Dataset rows describing interfaces:
--- START ---

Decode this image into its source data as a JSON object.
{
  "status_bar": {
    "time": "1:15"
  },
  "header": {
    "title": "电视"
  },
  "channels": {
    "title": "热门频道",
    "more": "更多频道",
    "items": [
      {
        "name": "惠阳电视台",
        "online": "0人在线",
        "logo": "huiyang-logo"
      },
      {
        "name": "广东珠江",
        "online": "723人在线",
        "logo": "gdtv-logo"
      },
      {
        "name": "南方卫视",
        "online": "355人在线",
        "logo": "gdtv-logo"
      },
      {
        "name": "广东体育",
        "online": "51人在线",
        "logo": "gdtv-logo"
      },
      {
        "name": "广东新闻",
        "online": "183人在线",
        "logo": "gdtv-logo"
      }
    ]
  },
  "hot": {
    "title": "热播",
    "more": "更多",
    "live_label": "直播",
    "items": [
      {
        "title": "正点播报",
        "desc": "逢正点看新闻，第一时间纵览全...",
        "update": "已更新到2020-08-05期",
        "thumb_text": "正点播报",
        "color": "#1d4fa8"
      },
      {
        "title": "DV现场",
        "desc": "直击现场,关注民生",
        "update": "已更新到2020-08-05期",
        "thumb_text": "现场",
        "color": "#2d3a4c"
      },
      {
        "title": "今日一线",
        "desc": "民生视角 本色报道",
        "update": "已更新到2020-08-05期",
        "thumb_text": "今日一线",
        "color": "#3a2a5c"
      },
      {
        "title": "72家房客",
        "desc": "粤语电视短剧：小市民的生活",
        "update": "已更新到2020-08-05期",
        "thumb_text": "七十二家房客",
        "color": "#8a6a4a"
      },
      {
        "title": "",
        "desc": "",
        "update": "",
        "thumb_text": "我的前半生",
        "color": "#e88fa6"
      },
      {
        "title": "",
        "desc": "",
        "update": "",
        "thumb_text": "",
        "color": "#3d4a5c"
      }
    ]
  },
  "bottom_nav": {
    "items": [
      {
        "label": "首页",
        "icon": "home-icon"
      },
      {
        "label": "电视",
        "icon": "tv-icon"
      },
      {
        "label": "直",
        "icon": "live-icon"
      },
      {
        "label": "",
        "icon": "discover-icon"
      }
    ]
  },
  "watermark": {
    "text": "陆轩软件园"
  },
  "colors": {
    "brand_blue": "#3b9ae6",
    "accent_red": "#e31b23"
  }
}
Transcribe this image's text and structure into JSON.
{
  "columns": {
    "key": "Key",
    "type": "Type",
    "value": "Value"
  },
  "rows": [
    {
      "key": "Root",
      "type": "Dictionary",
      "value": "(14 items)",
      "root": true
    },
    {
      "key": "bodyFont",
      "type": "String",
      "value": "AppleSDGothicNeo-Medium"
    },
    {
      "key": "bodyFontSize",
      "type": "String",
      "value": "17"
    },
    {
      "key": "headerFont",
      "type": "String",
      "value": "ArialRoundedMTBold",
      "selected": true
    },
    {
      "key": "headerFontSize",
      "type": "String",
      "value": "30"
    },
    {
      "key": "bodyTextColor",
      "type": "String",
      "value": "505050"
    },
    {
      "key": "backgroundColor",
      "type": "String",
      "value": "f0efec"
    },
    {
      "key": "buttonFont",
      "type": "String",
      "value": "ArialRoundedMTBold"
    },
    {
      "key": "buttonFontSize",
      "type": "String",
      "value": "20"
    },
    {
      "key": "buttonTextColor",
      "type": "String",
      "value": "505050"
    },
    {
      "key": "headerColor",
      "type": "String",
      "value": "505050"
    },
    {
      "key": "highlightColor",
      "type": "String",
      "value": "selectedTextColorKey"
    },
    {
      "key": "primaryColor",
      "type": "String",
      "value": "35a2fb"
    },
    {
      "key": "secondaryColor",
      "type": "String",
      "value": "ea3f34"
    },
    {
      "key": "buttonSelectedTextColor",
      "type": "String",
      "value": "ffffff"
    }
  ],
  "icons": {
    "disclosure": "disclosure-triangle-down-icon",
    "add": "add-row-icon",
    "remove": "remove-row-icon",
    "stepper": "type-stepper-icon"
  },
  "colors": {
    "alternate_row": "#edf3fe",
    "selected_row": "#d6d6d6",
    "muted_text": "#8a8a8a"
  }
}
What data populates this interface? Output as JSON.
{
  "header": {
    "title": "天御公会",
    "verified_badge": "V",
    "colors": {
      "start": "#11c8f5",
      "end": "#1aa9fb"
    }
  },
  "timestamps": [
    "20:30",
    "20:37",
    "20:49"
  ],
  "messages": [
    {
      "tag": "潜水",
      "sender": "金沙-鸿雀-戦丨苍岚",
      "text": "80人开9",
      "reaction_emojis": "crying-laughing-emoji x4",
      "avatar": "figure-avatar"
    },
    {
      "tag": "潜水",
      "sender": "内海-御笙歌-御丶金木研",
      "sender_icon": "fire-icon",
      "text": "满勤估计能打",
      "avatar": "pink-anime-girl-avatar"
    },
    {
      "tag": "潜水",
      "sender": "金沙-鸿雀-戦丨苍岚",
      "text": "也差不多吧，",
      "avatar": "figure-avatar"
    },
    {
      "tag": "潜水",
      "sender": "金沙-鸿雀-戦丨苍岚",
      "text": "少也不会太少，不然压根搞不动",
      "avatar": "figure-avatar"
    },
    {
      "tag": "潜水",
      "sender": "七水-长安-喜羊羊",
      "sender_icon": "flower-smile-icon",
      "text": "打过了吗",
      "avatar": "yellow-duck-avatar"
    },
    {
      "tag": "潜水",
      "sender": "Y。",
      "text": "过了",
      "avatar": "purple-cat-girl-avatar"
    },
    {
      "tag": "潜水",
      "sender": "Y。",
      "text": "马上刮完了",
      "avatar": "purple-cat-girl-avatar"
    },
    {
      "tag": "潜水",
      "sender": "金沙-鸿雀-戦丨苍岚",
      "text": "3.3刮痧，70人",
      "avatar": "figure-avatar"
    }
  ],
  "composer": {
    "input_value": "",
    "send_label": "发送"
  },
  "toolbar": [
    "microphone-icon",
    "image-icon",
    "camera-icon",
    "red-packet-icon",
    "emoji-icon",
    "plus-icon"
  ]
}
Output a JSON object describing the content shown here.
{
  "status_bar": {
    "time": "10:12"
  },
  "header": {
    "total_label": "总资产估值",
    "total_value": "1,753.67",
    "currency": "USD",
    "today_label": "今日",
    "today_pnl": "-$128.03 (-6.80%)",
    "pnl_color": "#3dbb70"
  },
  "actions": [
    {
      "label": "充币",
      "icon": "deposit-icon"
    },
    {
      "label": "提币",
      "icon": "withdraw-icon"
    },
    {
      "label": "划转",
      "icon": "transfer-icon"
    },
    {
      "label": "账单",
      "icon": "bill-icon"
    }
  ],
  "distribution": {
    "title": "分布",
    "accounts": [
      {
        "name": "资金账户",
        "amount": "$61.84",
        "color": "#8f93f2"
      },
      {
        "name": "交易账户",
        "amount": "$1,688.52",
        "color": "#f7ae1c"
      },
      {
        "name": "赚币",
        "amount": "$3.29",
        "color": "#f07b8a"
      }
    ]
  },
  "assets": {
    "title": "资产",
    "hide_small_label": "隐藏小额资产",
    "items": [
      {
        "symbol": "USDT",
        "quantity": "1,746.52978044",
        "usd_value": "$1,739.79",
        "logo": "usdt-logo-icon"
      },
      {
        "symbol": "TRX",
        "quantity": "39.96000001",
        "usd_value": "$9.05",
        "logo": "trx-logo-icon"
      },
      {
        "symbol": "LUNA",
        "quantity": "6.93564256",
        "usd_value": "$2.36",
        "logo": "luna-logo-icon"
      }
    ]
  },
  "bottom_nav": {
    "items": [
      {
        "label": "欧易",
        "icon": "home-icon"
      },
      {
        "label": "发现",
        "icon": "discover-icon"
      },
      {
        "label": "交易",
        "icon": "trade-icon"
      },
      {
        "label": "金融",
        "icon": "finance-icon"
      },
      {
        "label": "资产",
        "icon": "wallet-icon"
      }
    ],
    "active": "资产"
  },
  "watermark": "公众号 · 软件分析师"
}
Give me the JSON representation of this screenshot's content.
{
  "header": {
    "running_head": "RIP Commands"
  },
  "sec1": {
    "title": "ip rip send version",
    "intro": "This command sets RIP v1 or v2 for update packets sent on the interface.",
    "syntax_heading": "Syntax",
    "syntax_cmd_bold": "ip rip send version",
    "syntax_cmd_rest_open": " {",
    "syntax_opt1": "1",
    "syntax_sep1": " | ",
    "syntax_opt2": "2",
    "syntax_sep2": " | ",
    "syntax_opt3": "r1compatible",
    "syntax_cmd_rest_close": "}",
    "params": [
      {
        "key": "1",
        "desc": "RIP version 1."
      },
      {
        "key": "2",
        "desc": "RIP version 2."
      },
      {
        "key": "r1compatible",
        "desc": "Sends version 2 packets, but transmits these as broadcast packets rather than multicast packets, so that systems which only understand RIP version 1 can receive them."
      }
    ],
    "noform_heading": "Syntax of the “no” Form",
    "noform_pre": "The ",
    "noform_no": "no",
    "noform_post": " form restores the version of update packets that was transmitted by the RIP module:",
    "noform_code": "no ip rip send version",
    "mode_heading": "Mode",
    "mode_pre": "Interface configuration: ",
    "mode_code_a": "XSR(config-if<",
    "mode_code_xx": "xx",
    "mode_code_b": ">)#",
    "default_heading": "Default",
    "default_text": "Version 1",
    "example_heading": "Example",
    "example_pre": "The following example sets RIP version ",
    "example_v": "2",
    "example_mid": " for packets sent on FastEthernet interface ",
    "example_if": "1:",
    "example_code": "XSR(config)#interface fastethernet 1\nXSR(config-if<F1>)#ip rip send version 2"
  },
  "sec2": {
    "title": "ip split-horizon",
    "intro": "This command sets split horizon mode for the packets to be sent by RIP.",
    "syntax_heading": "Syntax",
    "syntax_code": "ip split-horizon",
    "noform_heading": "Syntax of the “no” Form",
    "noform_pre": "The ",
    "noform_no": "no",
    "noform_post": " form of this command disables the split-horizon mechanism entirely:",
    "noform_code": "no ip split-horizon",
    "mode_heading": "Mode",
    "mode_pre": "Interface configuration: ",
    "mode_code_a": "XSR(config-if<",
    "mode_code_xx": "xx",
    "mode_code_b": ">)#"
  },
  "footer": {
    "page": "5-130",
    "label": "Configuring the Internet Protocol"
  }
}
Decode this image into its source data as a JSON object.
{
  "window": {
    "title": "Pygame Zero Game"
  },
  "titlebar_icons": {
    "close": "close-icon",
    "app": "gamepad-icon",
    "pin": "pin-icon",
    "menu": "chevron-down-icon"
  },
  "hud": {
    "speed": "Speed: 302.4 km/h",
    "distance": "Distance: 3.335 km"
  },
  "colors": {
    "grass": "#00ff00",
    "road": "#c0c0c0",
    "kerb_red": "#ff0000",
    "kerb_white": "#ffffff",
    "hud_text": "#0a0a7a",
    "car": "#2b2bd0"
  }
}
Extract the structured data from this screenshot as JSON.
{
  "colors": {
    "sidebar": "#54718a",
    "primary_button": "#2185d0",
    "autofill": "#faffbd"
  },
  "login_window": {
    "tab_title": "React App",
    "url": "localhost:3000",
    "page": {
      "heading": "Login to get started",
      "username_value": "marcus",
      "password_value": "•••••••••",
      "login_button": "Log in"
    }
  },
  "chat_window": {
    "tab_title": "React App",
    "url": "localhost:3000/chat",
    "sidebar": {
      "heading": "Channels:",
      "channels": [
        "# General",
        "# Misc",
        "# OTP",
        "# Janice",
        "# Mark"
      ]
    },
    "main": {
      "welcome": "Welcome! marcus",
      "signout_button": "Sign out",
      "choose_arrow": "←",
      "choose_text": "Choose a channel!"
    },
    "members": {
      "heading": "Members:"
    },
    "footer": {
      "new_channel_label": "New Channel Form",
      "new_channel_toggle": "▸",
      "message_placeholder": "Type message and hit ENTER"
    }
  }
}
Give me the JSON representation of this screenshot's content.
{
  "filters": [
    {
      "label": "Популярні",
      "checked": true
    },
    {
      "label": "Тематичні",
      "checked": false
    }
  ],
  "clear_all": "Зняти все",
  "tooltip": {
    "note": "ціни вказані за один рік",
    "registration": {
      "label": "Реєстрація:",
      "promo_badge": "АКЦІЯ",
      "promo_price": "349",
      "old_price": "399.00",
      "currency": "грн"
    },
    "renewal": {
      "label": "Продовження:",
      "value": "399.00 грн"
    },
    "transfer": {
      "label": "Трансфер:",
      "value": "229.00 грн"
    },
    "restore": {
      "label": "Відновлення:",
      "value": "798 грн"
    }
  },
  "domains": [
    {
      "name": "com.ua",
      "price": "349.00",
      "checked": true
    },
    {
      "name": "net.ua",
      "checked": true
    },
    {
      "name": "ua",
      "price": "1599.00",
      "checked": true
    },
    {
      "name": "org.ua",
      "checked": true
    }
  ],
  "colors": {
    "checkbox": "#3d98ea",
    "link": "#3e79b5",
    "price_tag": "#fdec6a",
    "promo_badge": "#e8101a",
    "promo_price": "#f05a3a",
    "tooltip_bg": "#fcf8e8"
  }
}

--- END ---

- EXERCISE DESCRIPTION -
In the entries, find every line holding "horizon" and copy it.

- EXERCISE ANSWER -
    "title": "ip split-horizon",
    "intro": "This command sets split horizon mode for the packets to be sent by RIP.",
    "syntax_code": "ip split-horizon",
    "noform_post": " form of this command disables the split-horizon mechanism entirely:",
    "noform_code": "no ip split-horizon",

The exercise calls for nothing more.